App and web page records:
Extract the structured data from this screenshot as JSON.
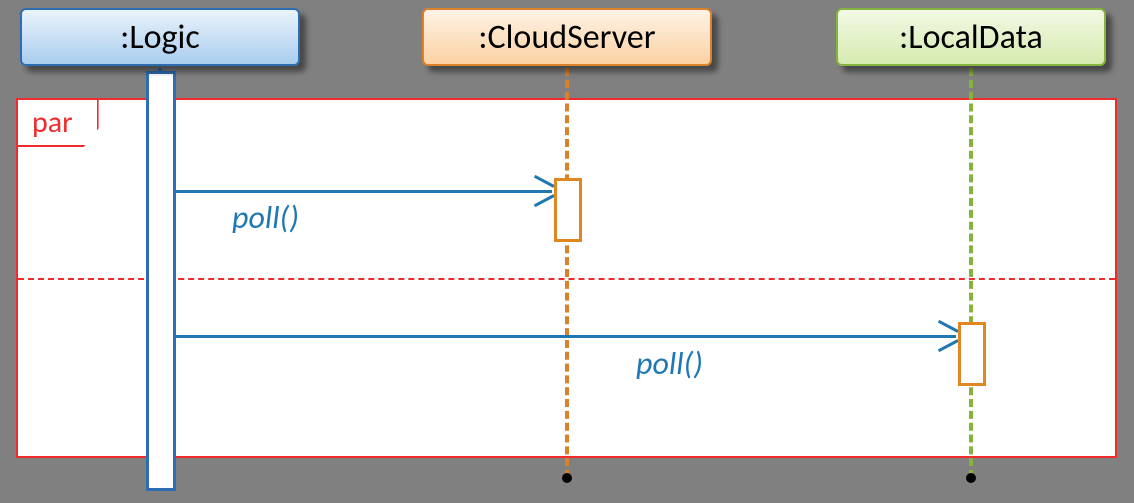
{
  "participants": {
    "logic": ":Logic",
    "cloud": ":CloudServer",
    "local": ":LocalData"
  },
  "fragment": {
    "operator": "par"
  },
  "messages": {
    "m1": "poll()",
    "m2": "poll()"
  },
  "chart_data": {
    "type": "uml-sequence",
    "participants": [
      {
        "id": "logic",
        "label": ":Logic"
      },
      {
        "id": "cloud",
        "label": ":CloudServer"
      },
      {
        "id": "local",
        "label": ":LocalData"
      }
    ],
    "fragments": [
      {
        "operator": "par",
        "operands": [
          {
            "messages": [
              {
                "from": "logic",
                "to": "cloud",
                "label": "poll()",
                "async": true
              }
            ]
          },
          {
            "messages": [
              {
                "from": "logic",
                "to": "local",
                "label": "poll()",
                "async": true
              }
            ]
          }
        ]
      }
    ]
  }
}
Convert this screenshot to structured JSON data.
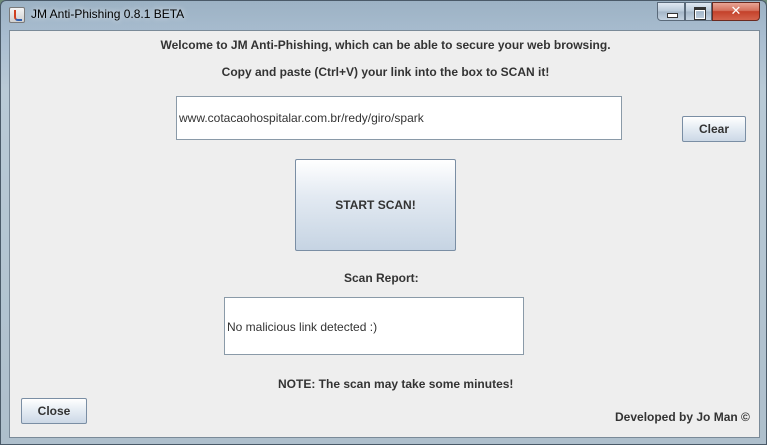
{
  "window": {
    "title": "JM Anti-Phishing 0.8.1 BETA"
  },
  "header": {
    "welcome": "Welcome to JM Anti-Phishing, which can be able to secure your web browsing.",
    "instruction": "Copy and paste (Ctrl+V) your link into the box to SCAN it!"
  },
  "scan": {
    "url_value": "www.cotacaohospitalar.com.br/redy/giro/spark",
    "clear_label": "Clear",
    "start_label": "START SCAN!"
  },
  "report": {
    "heading": "Scan Report:",
    "result": "No malicious link detected :)"
  },
  "footer": {
    "note": "NOTE: The scan may take some minutes!",
    "close_label": "Close",
    "developer": "Developed by Jo Man ©"
  },
  "icons": {
    "app": "java-app-icon",
    "minimize": "minimize-icon",
    "maximize": "maximize-icon",
    "close": "close-icon"
  }
}
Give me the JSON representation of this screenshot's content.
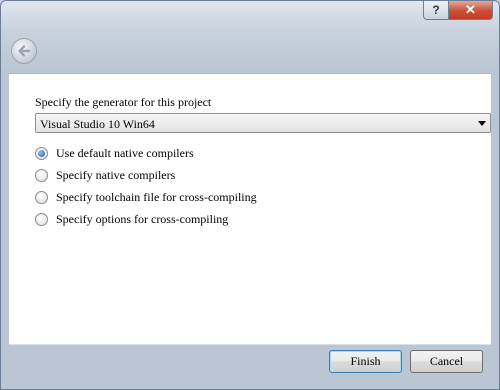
{
  "window": {
    "title": "",
    "help_label": "?",
    "close_label": "✕"
  },
  "icons": {
    "back": "back-arrow-icon",
    "help": "help-icon",
    "close": "close-icon",
    "dropdown": "chevron-down-icon"
  },
  "generator": {
    "label": "Specify the generator for this project",
    "selected": "Visual Studio 10 Win64"
  },
  "options": [
    {
      "label": "Use default native compilers",
      "checked": true
    },
    {
      "label": "Specify native compilers",
      "checked": false
    },
    {
      "label": "Specify toolchain file for cross-compiling",
      "checked": false
    },
    {
      "label": "Specify options for cross-compiling",
      "checked": false
    }
  ],
  "buttons": {
    "finish": "Finish",
    "cancel": "Cancel"
  },
  "colors": {
    "accent": "#3c7fb1",
    "close": "#c43c24"
  }
}
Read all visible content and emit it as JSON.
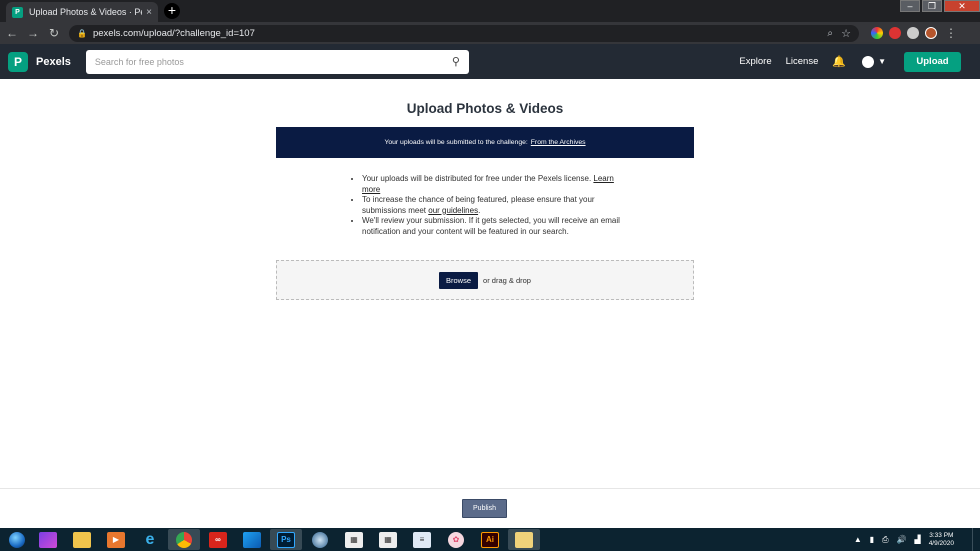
{
  "browser": {
    "tab_title": "Upload Photos & Videos · Pexels",
    "tab_close": "×",
    "new_tab": "+",
    "url": "pexels.com/upload/?challenge_id=107"
  },
  "site": {
    "logo_letter": "P",
    "logo_name": "Pexels",
    "search_placeholder": "Search for free photos",
    "nav_explore": "Explore",
    "nav_license": "License",
    "upload_button": "Upload"
  },
  "main": {
    "title": "Upload Photos & Videos",
    "banner_text": "Your uploads will be submitted to the challenge:",
    "banner_link": "From the Archives",
    "note1_text": "Your uploads will be distributed for free under the Pexels license.",
    "note1_link": "Learn more",
    "note2_text": "To increase the chance of being featured, please ensure that your submissions meet",
    "note2_link": "our guidelines",
    "note2_end": ".",
    "note3_text": "We'll review your submission. If it gets selected, you will receive an email notification and your content will be featured in our search.",
    "browse_button": "Browse",
    "drag_drop_text": "or drag & drop"
  },
  "footer": {
    "publish_button": "Publish"
  },
  "taskbar": {
    "time": "3:33 PM",
    "date": "4/9/2020",
    "ps_label": "Ps",
    "ai_label": "Ai"
  },
  "colors": {
    "brand_green": "#05a081",
    "navy_banner": "#0a1b43",
    "header_bg": "#232a34"
  }
}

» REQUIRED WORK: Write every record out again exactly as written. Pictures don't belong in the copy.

» REPLY TO THE TASK:
Extract the structured data from this screenshot as JSON.
{
  "participants": {
    "logic": ":Logic",
    "cloud": ":CloudServer",
    "local": ":LocalData"
  },
  "fragment": {
    "operator": "par"
  },
  "messages": {
    "m1": "poll()",
    "m2": "poll()"
  },
  "chart_data": {
    "type": "uml-sequence",
    "participants": [
      {
        "id": "logic",
        "label": ":Logic"
      },
      {
        "id": "cloud",
        "label": ":CloudServer"
      },
      {
        "id": "local",
        "label": ":LocalData"
      }
    ],
    "fragments": [
      {
        "operator": "par",
        "operands": [
          {
            "messages": [
              {
                "from": "logic",
                "to": "cloud",
                "label": "poll()",
                "async": true
              }
            ]
          },
          {
            "messages": [
              {
                "from": "logic",
                "to": "local",
                "label": "poll()",
                "async": true
              }
            ]
          }
        ]
      }
    ]
  }
}
Convert this screenshot to structured JSON data.
{
  "window": {
    "title": "JM Anti-Phishing 0.8.1 BETA"
  },
  "header": {
    "welcome": "Welcome to JM Anti-Phishing, which can be able to secure your web browsing.",
    "instruction": "Copy and paste (Ctrl+V) your link into the box to SCAN it!"
  },
  "scan": {
    "url_value": "www.cotacaohospitalar.com.br/redy/giro/spark",
    "clear_label": "Clear",
    "start_label": "START SCAN!"
  },
  "report": {
    "heading": "Scan Report:",
    "result": "No malicious link detected :)"
  },
  "footer": {
    "note": "NOTE: The scan may take some minutes!",
    "close_label": "Close",
    "developer": "Developed by Jo Man ©"
  },
  "icons": {
    "app": "java-app-icon",
    "minimize": "minimize-icon",
    "maximize": "maximize-icon",
    "close": "close-icon"
  }
}
Give me the JSON representation of this screenshot's content.
{
  "window": {
    "title": "",
    "help_label": "?",
    "close_label": "✕"
  },
  "icons": {
    "back": "back-arrow-icon",
    "help": "help-icon",
    "close": "close-icon",
    "dropdown": "chevron-down-icon"
  },
  "generator": {
    "label": "Specify the generator for this project",
    "selected": "Visual Studio 10 Win64"
  },
  "options": [
    {
      "label": "Use default native compilers",
      "checked": true
    },
    {
      "label": "Specify native compilers",
      "checked": false
    },
    {
      "label": "Specify toolchain file for cross-compiling",
      "checked": false
    },
    {
      "label": "Specify options for cross-compiling",
      "checked": false
    }
  ],
  "buttons": {
    "finish": "Finish",
    "cancel": "Cancel"
  },
  "colors": {
    "accent": "#3c7fb1",
    "close": "#c43c24"
  }
}
Read all visible content and emit it as JSON.
{
  "browser": {
    "tab_title": "Upload Photos & Videos · Pexels",
    "tab_close": "×",
    "new_tab": "+",
    "url": "pexels.com/upload/?challenge_id=107"
  },
  "site": {
    "logo_letter": "P",
    "logo_name": "Pexels",
    "search_placeholder": "Search for free photos",
    "nav_explore": "Explore",
    "nav_license": "License",
    "upload_button": "Upload"
  },
  "main": {
    "title": "Upload Photos & Videos",
    "banner_text": "Your uploads will be submitted to the challenge:",
    "banner_link": "From the Archives",
    "note1_text": "Your uploads will be distributed for free under the Pexels license.",
    "note1_link": "Learn more",
    "note2_text": "To increase the chance of being featured, please ensure that your submissions meet",
    "note2_link": "our guidelines",
    "note2_end": ".",
    "note3_text": "We'll review your submission. If it gets selected, you will receive an email notification and your content will be featured in our search.",
    "browse_button": "Browse",
    "drag_drop_text": "or drag & drop"
  },
  "footer": {
    "publish_button": "Publish"
  },
  "taskbar": {
    "time": "3:33 PM",
    "date": "4/9/2020",
    "ps_label": "Ps",
    "ai_label": "Ai"
  },
  "colors": {
    "brand_green": "#05a081",
    "navy_banner": "#0a1b43",
    "header_bg": "#232a34"
  }
}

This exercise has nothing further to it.